I've gotten a lot of sleep the last few days and also a lot of exercise. I can tell that the upper-respiratory infection burbling away in my head right now is taking a beating, and will soon be as dead as any strand of viral DNA can be.
In a timely posting, the Economist's Gulliver blog hints at its origin:
A recent study from the University of Stirling and the University of Ulster...examined hundreds of aeroplane crew members and discovered a direct link between air contamination and respiratory, cognitive and even neurological health problems. Out of 274 pilots questioned, 63% reported health problems consistent with breathing tainted air. When the team examined 15 separate incidents of acute aeroplane air contamination, most of which involed oil leakage, nearly 75% of the time multiple crew members on the flight reported adverse health effects. Airline staff are not the only ones at risk. “This is equally applicable to passengers because they breathe the same air,” says Susan Michaelis, one of the researchers and former airline pilot.
The problem has long been discussed within the airline industry, with several small-scale studies having been undertaken. But the new report is a fresh and more comprehensive take on the issue. The authors argue that manufacturers must change the way planes get their air. Boeing 787s, for example, have a separate system that does not draw in air through the engine.

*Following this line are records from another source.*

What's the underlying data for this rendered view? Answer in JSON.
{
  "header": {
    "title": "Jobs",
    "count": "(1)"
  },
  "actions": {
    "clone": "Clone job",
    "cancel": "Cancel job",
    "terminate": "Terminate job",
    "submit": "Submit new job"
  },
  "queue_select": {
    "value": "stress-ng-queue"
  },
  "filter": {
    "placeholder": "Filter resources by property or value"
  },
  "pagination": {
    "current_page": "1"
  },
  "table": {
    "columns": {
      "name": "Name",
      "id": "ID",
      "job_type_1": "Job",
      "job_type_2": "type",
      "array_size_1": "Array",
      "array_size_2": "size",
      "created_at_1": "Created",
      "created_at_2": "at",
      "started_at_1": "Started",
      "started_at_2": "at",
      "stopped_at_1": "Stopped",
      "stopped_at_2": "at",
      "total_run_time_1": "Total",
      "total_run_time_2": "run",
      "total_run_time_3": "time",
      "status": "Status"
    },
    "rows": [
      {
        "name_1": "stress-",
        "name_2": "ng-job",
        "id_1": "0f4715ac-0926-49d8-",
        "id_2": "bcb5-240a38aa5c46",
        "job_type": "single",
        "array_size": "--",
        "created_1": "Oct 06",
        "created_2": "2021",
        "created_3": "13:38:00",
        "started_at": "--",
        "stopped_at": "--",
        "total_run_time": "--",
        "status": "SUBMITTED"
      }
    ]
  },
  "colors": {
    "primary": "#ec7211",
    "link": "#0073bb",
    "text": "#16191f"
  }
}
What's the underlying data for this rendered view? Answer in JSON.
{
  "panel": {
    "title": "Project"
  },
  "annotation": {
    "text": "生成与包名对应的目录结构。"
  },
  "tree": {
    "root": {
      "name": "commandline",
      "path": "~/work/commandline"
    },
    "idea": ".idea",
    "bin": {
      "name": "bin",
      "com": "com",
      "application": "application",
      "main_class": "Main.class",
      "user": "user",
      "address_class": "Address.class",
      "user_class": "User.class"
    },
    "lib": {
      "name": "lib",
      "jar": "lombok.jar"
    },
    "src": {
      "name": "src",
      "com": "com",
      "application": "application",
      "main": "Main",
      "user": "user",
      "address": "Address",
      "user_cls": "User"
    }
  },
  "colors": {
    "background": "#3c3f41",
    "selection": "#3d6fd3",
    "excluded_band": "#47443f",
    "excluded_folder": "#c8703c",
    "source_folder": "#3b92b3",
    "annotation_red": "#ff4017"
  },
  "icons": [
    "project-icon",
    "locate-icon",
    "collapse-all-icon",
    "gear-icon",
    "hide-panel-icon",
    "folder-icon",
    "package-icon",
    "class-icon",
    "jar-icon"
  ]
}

OK, it really doesn't talk about pathogens spreading on airplanes, and since both my flights this past weekend were on 787-8s, the post doesn't even apply to me.
It's still an interesting post.